On the federal side, Representative Carolyn B. Maloney, Chairwoman of the House Oversight and Reform Committee, introduced the Federal Contracting for Peace and Security Act.  As drafted, the legislation would prohibit the United States from doing business with companies currently operating in Russia.  Specifically, the bill would prohibit awards, extensions and renewals of (i) prime contracts with any company if that company (or any parent, subsidiary, successor entity, or beneficial owner of such company) has done business in Russia during the “covered period of aggression” against Ukraine, and (ii) prime contracts that include subcontracts at any tier with such companies.  The bill would also require termination of existing covered contracts.  Notably, the bill defines the “covered period of aggression” as beginning on February 21, 2022.  Thus, even companies that have already ceased operations in Russia (but that did so after February 21) would be swept in by the bill.

The bill includes exceptions for (i) procurements that benefit Ukraine, either directly or through the efforts of regional allies, and (ii) procurements for humanitarian purposes to meet basic human needs.  Also, the head of an executive agency would be able to waive the bill’s requirements where termination of an existing contract or prohibition of a new contract would not be in the national interest of the United States; however, that waiver authority could not be delegated, and would require advance written notice to Congress and the President.
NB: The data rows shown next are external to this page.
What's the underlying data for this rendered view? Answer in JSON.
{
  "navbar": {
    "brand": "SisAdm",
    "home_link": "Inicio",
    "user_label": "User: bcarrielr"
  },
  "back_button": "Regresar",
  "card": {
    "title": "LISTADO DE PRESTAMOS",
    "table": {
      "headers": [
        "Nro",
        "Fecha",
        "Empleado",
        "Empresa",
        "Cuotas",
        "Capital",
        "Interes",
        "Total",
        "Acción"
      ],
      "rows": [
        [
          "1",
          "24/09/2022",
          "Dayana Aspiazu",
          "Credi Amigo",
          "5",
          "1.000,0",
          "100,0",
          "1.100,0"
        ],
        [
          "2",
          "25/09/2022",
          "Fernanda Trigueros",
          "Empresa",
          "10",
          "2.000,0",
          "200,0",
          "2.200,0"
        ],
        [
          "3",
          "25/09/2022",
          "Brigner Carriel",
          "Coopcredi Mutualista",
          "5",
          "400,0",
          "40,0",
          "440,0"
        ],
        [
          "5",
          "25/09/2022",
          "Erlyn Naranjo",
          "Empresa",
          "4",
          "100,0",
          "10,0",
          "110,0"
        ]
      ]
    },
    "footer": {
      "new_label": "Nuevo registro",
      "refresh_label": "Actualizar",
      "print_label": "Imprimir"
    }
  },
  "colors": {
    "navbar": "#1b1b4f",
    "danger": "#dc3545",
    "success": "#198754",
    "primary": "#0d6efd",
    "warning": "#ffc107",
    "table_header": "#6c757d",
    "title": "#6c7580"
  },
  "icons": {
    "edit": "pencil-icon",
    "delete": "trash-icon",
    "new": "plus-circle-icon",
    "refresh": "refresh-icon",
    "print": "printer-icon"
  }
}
On the state side, Governors in at least 16 states (including, e.g., California, New York, New Jersey, North Carolina, Washington) are calling for the review and termination of state contracts with Russian entities, and in some instances are proposing to terminate state contracts with companies that do business in Russia.  At least 18 states have taken executive action to divest or are considering divestment bills.  State legislatures also are considering similar actions aimed at prohibiting state agencies from transacting with Russian entities or companies that do business with Russian entities (e.g., New York, California).  

These federal and state proposals are very much in flux, and it remains to be seen whether and to what extent they may ultimately be finalized.  However, given their potential significance, state and federal Government Contractors should continue to closely monitor these developments.

For more information, please contact the professional(s) listed below, or your regular Crowell & Moring contact.

Peter Eyre
Partner – Washington, D.C.
Phone: +1.202.624.2807
Email: peyre@crowell.com
Robert J. Sneckenberg
Partner – Washington, D.C.
Phone: +1.202.624.2874
Email: rsneckenberg@crowell.com
Laura J. Mitchell Baker
Counsel – Washington, D.C.
Phone: +1.202.624.2581
Email: lbaker@crowell.com
Christopher D. Garcia
Counsel – Washington, D.C.
Phone: +1.202.688.3450
Email: cgarcia@crowell.com
Allison Skager
Associate – Los Angeles
Phone: +1.213.310.7957
Email: askager@crowell.com